The inside of the van is coated with a thick layer of dust. It creeps along the makeshift kitchen area region, entrenches by itself into the worn ground, and sinks deeply into the weathered upholstery. The chalky substance isn’t just from the rutted dirt road we’re at present bumping down it has been accumulating above a year and a 50 percent. It’s dust from 11 various countries—from sandy Baja beach locations and sea-certain transport containers to bridge the Darien Hole, to the wind-battered roadside camps of Patagonia.

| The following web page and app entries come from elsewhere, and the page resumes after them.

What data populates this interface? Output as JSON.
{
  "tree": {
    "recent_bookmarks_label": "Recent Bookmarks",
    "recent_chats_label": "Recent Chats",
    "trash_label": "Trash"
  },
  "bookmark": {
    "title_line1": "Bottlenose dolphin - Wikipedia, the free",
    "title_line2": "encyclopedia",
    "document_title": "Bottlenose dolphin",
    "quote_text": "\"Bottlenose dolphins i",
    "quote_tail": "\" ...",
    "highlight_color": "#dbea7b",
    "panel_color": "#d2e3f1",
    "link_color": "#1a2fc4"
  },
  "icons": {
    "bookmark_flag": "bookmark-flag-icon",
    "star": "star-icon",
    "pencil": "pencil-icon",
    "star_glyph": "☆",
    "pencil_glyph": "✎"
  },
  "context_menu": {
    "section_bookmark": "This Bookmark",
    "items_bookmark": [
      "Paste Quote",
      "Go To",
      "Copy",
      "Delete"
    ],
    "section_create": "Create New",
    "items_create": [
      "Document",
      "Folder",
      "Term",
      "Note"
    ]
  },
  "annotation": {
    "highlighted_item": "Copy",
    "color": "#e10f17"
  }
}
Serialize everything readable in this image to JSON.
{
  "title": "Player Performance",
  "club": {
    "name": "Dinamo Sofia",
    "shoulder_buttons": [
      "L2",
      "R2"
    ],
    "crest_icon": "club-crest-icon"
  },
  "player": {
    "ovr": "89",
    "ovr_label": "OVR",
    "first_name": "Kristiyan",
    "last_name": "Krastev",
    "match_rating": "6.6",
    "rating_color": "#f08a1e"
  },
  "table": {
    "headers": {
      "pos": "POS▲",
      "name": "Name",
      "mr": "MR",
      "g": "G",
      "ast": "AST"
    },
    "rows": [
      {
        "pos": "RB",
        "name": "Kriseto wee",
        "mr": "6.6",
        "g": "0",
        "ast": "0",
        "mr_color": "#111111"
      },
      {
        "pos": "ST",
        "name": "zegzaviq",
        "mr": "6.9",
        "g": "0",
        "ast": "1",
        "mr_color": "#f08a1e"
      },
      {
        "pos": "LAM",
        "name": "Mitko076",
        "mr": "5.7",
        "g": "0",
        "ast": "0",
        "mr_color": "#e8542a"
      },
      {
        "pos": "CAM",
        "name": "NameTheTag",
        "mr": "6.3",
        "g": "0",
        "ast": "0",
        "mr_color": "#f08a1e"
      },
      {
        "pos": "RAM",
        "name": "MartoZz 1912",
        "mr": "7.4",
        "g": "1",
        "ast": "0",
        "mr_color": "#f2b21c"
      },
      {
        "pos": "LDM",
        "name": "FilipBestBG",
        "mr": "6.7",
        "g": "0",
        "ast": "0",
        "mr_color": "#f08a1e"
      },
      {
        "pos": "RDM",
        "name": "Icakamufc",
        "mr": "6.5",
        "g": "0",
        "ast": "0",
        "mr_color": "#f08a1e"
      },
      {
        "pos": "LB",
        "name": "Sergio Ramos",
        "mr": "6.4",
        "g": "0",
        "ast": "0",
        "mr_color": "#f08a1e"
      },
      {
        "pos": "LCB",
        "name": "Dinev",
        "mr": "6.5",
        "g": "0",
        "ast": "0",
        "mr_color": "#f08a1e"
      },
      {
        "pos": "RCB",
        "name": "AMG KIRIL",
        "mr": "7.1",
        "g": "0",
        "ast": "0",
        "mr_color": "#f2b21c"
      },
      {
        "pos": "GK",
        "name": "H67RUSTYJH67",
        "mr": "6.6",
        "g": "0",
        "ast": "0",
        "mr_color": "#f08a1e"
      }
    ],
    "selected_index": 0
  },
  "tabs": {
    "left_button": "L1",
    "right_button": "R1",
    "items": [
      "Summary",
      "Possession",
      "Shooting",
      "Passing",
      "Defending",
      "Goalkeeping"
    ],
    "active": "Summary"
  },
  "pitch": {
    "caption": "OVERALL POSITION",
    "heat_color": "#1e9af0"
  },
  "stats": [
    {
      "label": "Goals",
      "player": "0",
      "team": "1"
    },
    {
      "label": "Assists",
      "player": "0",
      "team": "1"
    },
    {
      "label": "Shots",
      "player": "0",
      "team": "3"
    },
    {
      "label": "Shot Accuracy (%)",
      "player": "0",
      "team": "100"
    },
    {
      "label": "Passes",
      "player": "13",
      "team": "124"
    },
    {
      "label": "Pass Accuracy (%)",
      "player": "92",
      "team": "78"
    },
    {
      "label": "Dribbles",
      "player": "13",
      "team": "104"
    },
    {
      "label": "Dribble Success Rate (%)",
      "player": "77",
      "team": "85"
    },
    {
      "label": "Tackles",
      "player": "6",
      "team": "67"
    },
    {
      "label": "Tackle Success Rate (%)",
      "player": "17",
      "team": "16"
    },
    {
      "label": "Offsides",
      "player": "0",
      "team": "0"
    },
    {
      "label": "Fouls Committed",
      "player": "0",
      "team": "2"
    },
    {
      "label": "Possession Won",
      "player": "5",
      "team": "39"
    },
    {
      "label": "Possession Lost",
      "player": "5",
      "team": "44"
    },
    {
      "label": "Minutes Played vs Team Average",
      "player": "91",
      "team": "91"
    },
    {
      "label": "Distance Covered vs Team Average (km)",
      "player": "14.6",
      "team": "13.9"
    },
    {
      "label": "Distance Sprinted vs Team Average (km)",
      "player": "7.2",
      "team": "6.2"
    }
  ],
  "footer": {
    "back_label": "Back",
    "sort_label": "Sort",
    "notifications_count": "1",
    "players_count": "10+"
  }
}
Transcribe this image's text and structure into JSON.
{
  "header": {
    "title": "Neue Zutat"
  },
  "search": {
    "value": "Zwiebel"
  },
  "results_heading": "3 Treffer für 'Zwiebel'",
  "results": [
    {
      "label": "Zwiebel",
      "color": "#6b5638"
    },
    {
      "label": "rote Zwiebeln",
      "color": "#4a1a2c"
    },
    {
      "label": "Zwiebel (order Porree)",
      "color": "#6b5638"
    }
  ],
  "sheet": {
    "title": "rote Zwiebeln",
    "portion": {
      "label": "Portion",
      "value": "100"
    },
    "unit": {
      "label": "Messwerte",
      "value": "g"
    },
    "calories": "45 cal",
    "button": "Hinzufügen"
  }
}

With just about every road bump, dust puffs up to coat the van’s driver, Zach Lazzari, and his co-pilot, Shale. The 11-year-previous dog serves as traveling companion, nighttime guard, curious conversationalist, and hassle-free icebreaker: She’s an impossibly fluffy purple mutt whom Lazzari located a ten years back in a Montana animal shelter. There, in a constructing total of canine needing properties,